8. It hurts that new people in your life never got to meet them. Most of the friends I have now never got to meet my mom, or if they did, they never got to know her well. This especially sucks when it comes to dating. I see so much of my mom in myself, and I know that she was the person who most influenced who I am today. I talk about her so often even three years after she’s been gone, and I wish more than anything that the new people in my life could have met her. 

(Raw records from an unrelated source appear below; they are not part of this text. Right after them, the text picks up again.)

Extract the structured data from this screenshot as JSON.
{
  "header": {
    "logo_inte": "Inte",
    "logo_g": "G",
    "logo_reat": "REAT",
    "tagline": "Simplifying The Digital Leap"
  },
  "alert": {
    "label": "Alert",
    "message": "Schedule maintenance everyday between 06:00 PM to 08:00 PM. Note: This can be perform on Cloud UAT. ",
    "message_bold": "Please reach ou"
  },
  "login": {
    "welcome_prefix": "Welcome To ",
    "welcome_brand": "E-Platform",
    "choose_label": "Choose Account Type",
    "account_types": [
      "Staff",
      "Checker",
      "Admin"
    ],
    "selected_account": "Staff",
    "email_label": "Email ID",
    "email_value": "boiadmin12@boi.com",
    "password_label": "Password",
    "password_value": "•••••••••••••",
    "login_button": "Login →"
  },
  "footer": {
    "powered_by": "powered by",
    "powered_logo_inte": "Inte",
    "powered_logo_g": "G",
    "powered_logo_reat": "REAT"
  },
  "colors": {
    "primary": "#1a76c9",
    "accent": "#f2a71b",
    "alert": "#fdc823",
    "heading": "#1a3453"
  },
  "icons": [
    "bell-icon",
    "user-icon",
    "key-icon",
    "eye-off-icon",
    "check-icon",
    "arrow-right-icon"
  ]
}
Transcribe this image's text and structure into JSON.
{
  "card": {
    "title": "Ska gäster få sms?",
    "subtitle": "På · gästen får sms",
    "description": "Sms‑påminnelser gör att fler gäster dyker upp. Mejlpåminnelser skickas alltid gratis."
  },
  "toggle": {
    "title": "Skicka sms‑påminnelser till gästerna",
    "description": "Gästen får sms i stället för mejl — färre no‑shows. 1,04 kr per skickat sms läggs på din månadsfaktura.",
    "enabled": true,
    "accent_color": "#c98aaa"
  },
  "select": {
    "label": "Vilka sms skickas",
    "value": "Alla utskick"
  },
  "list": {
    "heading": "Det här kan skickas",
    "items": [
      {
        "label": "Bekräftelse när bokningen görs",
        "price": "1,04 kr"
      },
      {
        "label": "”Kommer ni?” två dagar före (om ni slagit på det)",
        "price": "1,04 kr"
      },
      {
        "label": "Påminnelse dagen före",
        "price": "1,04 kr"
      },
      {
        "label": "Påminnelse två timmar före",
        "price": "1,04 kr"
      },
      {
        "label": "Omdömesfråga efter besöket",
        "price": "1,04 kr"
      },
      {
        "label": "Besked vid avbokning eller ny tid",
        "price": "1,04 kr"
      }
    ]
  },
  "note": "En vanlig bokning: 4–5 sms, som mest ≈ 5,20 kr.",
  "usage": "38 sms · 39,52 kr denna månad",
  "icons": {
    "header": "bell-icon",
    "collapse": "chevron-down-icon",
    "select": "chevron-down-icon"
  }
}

9. You’re already going through a time of great confusion and change. Your 20s is supposed to be the decade where you discover who you are as an adult and how you fit into the world. You’re starting to date more seriously, you might be in college or starting a career, moving out on your own, traveling, learning how to budget, figuring out what you want to do with your life… When my mom got sick, I know that personally I was struggling a lot with wanting to change my major and being unsure if the premed path I was on was right for me. *Spoiler alert: It wasn’t.* And for people who lose a parent at an even younger age, childhood and the teenage years are also times of immense change. Your body is changing, you’re learning to navigate the world as a human being, you’re learning facts in school at a rapid rate… It’s all very stressful. That’s not to say later eras of life are less stressful, but once you get more life experience, you don’t need to rely on your parents as much. The childhood years through the early 20s are a time when many people still rely on their parents for emotional support because the brain isn’t at full maturity yet. Losing a parent during that time can be extra devastating and feel like your whole world has fallen apart.

10. Social media can suck. Especially for me on Mother’s Day. And this year, on International Women’s Day too. There are so many posts of people smiling happily with their mothers. I usually have to avoid social media on those days. I’m not saying it’s wrong for anyone to want to post those photos of appreciation, and I understand that social media only displays the happiest moments of our lives. I know not everyone’s relationship with their mother is perfect. But it does make me jealous and can deepen the wound I already feel on those holidays when I am bombarded with photos of happy-looking, lively mothers and their daughters about how lucky they are to have such a fantastic mom. The pain is lessening as time goes by, but it still feels like salt in a wound on those days for me.